It’s not easy to do it alone. Any basketball fan can tell you that, simply by watching Cole Anthony try to single-handedly carry the Tar Heels to victory at certain points last season. That dependence on others is, I think, inherent to us as humans, and never more poignantly illustrated than the selfless dish beneath the basket, or the extra pass that leads to an open three. Team sports are wonderful things in that way, and I think we identify so strongly with them because all of us are familiar and comfortable with the idea of teamwork. That’s what makes us so nervous when a player waves off their teammates; it goes against our very nature.

These past few weeks, things have gotten weird. Almost all of us, in some way or another, have found ourselves thrust into an iso set. The defender across from us is unlike anything we’ve faced, and no screens seem to be forthcoming. It’s not easy to do it alone, and being forced into it only makes it harder. Some people have made this adjustment more easily than others; some folks have been working on their handle for their entire lives, ready to break any and everything down off the dribble. Others are more like spot-up shooters, only able to wait and hope for a pass to have a chance to make anything happen. Different people have different ways of making it work in this unprecedented situation, and there’s really no one right answer to combat the unease. The only thing we can do at this point is to try and work together as best we can, whether that’s the quarantine equivalent of running the baseline to try and muddle things up, or simply being there as an outlet in case a teammate needs you. This is a game we can’t really afford to lose, iso or not.

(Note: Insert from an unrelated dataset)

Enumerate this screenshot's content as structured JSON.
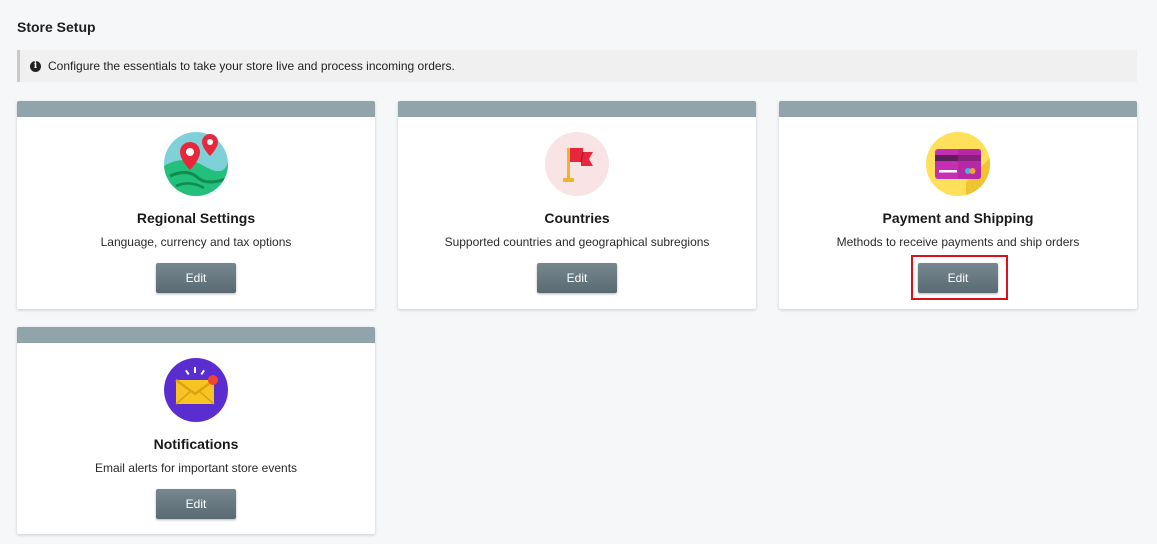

Maybe this situation isn’t just a simple iso play, though. Maybe this is more like a Tar Heel team watching Phil Ford hold up four of his fingers as he crosses half court. We can certainly still work together, even if it has to be at a distance for a while. We can salt this game away if we’re disciplined and able to adjust to this new game plan. We can win this thing, and we won’t even have to do it alone.